Washington, DC - Transportation fatalities in the United States increased by three percent in 2012 from 2011, according to preliminary figures released today by the National Transportation Safety Board.
The data indicate that transportation fatalities in all modes totaled 35,531 in 2012, compared to 34,551 in 2011. Although marine, aviation and pipeline, deaths declined, highway and rail fatalities showed an increase.
"We have a serious public health and safety epidemic on our highways," said NTSB Chairman Deborah A. P. Hersman. "With our Most Wanted List, the NTSB highlights common-sense solutions to these safety issues that can improve safety and reduce the loss of life on our roads, rails, and waterways and in our skies."
The 2012 statistics show:
Deaths on U.S. roadways, which account for nearly 94 percent of all transportation deaths, increased from 32,479 in 2011 to 33,561 in 2012. Highway fatalities increased in all categories except buses, which are down from 55 fatalities in 2011 to 39 in 2012.
Railroad deaths also increased six percent from 757 to 803. The vast majority of these fatalities were persons struck by a rail vehicle.
Aviation deaths decreased from 498 to 449. Nearly 96 percent of aviation fatalities occurred in general aviation accidents (432), but they still represented a decrease from the previous year (448). In 2012, air taxi fatalities dropped from 41 in 2011 to 15.
Marine deaths also dropped in 2012, from 803 to 706. The vast majority of the fatalities, (651), occurred in recreational boating
Aviation statistics are tracked and compiled by the NTSB. The U.S. Department of Homeland Security provides marine statistics, and the U.S. Department of Transportation provides statistics for all other modes.
2011–2012 U.S. Transportation Fatalities
Light trucks and vans
Medium and heavy trucks
Grade Crossings: 4
Intercity 5M -
Trespassers and nontrespassers 6
Employees and contractors
Transit 7 -
Light, heavy, and commuter rail
Commercial fishing 8
1 Numbers for 2012 are preliminary estimates.
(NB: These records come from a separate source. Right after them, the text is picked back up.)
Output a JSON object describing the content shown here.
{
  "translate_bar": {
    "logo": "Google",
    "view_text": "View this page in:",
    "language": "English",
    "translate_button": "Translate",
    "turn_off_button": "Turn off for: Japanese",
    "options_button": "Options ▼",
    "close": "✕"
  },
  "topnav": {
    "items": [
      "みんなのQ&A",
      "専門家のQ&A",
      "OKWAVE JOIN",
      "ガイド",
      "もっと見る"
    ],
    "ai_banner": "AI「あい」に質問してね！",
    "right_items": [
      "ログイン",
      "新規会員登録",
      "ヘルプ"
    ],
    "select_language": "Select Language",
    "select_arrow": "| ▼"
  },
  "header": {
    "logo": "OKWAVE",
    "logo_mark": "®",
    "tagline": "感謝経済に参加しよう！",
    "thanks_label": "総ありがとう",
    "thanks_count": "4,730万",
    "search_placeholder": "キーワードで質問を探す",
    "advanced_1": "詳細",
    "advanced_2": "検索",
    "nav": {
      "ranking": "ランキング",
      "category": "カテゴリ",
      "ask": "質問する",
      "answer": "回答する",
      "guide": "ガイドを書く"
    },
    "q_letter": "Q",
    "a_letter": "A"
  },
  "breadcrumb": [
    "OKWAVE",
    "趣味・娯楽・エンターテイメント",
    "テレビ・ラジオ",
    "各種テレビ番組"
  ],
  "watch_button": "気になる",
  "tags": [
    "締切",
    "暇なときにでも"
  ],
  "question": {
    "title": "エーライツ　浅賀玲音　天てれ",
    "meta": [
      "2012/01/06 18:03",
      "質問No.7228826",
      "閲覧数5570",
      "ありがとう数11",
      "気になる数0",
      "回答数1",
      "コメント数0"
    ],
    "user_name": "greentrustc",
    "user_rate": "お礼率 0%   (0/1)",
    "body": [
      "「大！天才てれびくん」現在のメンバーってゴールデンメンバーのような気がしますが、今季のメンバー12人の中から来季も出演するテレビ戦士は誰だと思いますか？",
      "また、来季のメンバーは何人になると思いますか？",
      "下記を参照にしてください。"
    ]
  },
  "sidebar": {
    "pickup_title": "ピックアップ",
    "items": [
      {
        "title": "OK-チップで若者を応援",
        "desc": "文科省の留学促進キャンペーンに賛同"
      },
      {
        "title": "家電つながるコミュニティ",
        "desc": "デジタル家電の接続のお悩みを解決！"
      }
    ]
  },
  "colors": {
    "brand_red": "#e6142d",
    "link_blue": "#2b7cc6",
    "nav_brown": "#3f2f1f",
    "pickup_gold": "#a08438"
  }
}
Aviation data are from the NTSB; marine data are from the U.S.
Department of Homeland Security; all other data are from the U.S. Department of Transportation (DOT).
2 Includes bicycles or other cycles.
3 Includes vehicle non-occupants other than pedestrians and occupant fatalities in other vehicle types, such as farm or construction equipment.
4 Grade crossing fatalities are not counted as a separate category for determining the grand total because they are included in the highway and rail categories, as appropriate.
5 Data reported to Federal Rail Administration (FRA).
6 Includes persons on railroad property without permission (trespassers) and with permission, such as repair personnel (nontrespassers). Does not include motor vehicle occupants killed at grade crossings.
7 Data reported to Federal Transit Administration (FTA). Fatalities for commuter rail operations may also be reported to the FRA and may be included in the intercity railroad fatalities.
8 Refers to operational fatalities.
9 Includes non-U.S. registered aircraft involved in accidents in the United States.